When you factor in the long-term costs potentially incurred by a non-altered pet, the savings afforded by spay/neuter are clear (especially given the plethora of low-cost spay/neuter clincs).
Caring for a pet with reproductive system cancer or pyometra can easily run into the thousands of dollars—five to ten times as much as a routine spay surgery. Additionally, unaltered pets can be more destructive or high-strung around other dogs. Serious fighting is more common between unaltered pets of the same gender and can incur high veterinary costs.
Renewing your pet’s license can be more expensive, too. Many counties have spay/neuter laws that require pets to be sterilized, or require people with unaltered pets to pay higher license renewal fees.
Part of being conscientious about the pet overpopulation problem is to spay or neuter your pet rabbits, too. Rabbits reproduce faster than dogs or cats and often end up in shelters, where they must be euthanized. Neutering male rabbits can reduce hormone-driven behavior such as lunging, mounting, spraying, and boxing.
And just as with dogs and cats, spayed female rabbits are less likely to get ovarian, mammary, and uterine cancers, which can be prevalent in mature females.

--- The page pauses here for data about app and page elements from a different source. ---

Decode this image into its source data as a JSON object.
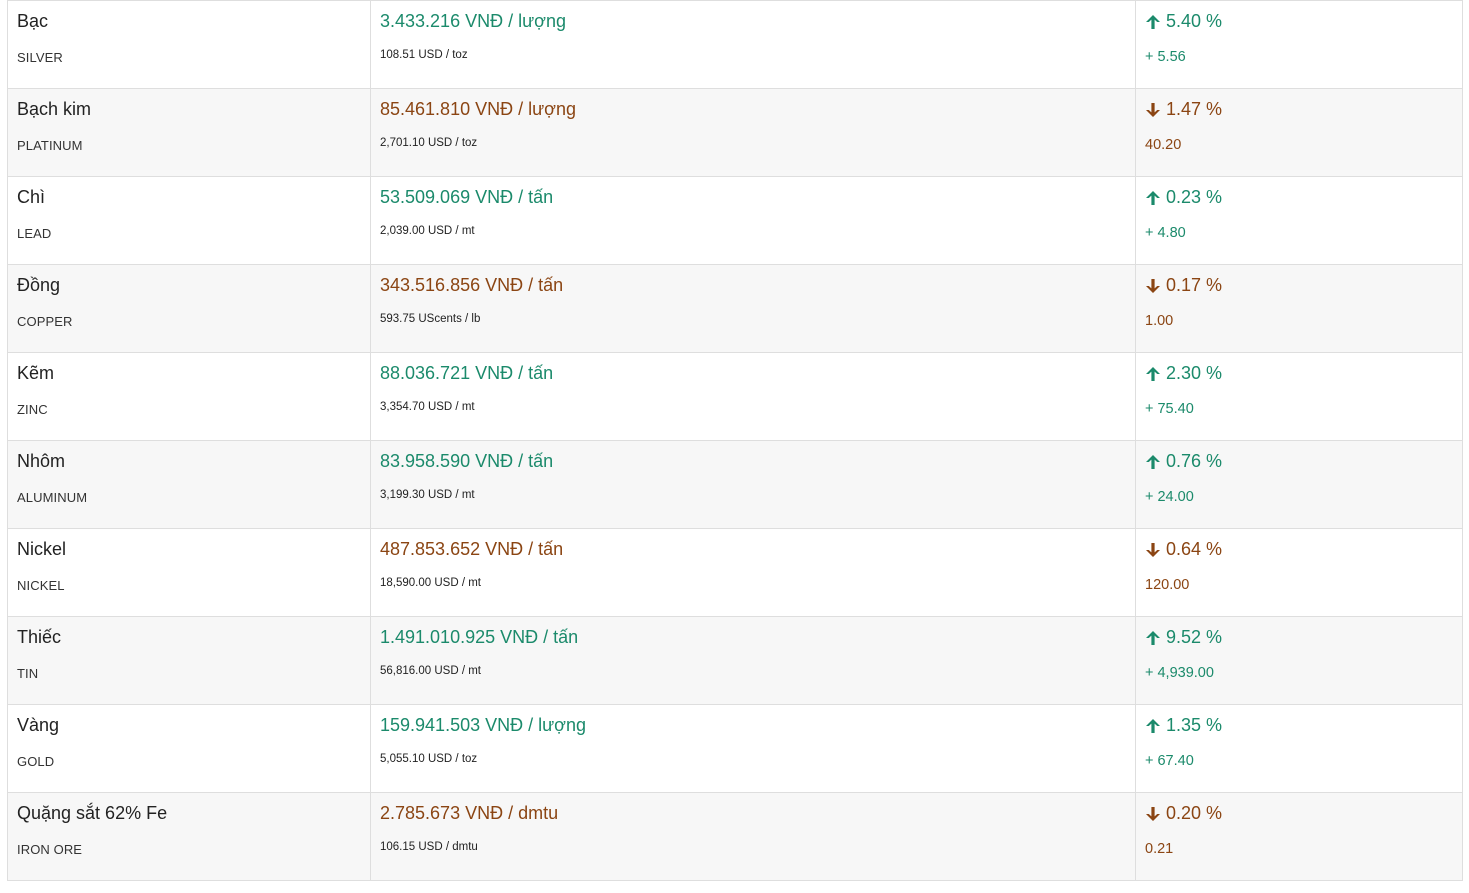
{
  "colors": {
    "up": "#1b8a6b",
    "down": "#8b4513"
  },
  "rows": [
    {
      "name": "Bạc",
      "code": "SILVER",
      "vnd": "3.433.216 VNĐ / lượng",
      "usd": "108.51 USD / toz",
      "direction": "up",
      "arrow_icon": "arrow-up-icon",
      "pct": "5.40 %",
      "change": "+ 5.56"
    },
    {
      "name": "Bạch kim",
      "code": "PLATINUM",
      "vnd": "85.461.810 VNĐ / lượng",
      "usd": "2,701.10 USD / toz",
      "direction": "down",
      "arrow_icon": "arrow-down-icon",
      "pct": "1.47 %",
      "change": "40.20"
    },
    {
      "name": "Chì",
      "code": "LEAD",
      "vnd": "53.509.069 VNĐ / tấn",
      "usd": "2,039.00 USD / mt",
      "direction": "up",
      "arrow_icon": "arrow-up-icon",
      "pct": "0.23 %",
      "change": "+ 4.80"
    },
    {
      "name": "Đồng",
      "code": "COPPER",
      "vnd": "343.516.856 VNĐ / tấn",
      "usd": "593.75 UScents / lb",
      "direction": "down",
      "arrow_icon": "arrow-down-icon",
      "pct": "0.17 %",
      "change": "1.00"
    },
    {
      "name": "Kẽm",
      "code": "ZINC",
      "vnd": "88.036.721 VNĐ / tấn",
      "usd": "3,354.70 USD / mt",
      "direction": "up",
      "arrow_icon": "arrow-up-icon",
      "pct": "2.30 %",
      "change": "+ 75.40"
    },
    {
      "name": "Nhôm",
      "code": "ALUMINUM",
      "vnd": "83.958.590 VNĐ / tấn",
      "usd": "3,199.30 USD / mt",
      "direction": "up",
      "arrow_icon": "arrow-up-icon",
      "pct": "0.76 %",
      "change": "+ 24.00"
    },
    {
      "name": "Nickel",
      "code": "NICKEL",
      "vnd": "487.853.652 VNĐ / tấn",
      "usd": "18,590.00 USD / mt",
      "direction": "down",
      "arrow_icon": "arrow-down-icon",
      "pct": "0.64 %",
      "change": "120.00"
    },
    {
      "name": "Thiếc",
      "code": "TIN",
      "vnd": "1.491.010.925 VNĐ / tấn",
      "usd": "56,816.00 USD / mt",
      "direction": "up",
      "arrow_icon": "arrow-up-icon",
      "pct": "9.52 %",
      "change": "+ 4,939.00"
    },
    {
      "name": "Vàng",
      "code": "GOLD",
      "vnd": "159.941.503 VNĐ / lượng",
      "usd": "5,055.10 USD / toz",
      "direction": "up",
      "arrow_icon": "arrow-up-icon",
      "pct": "1.35 %",
      "change": "+ 67.40"
    },
    {
      "name": "Quặng sắt 62% Fe",
      "code": "IRON ORE",
      "vnd": "2.785.673 VNĐ / dmtu",
      "usd": "106.15 USD / dmtu",
      "direction": "down",
      "arrow_icon": "arrow-down-icon",
      "pct": "0.20 %",
      "change": "0.21"
    }
  ]
}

Millions of pet deaths each year are a needless tragedy. By spaying and neutering your pet, you can be an important part of the solution. Contact your veterinarian today and be sure to let your family and friends know that they should do the same.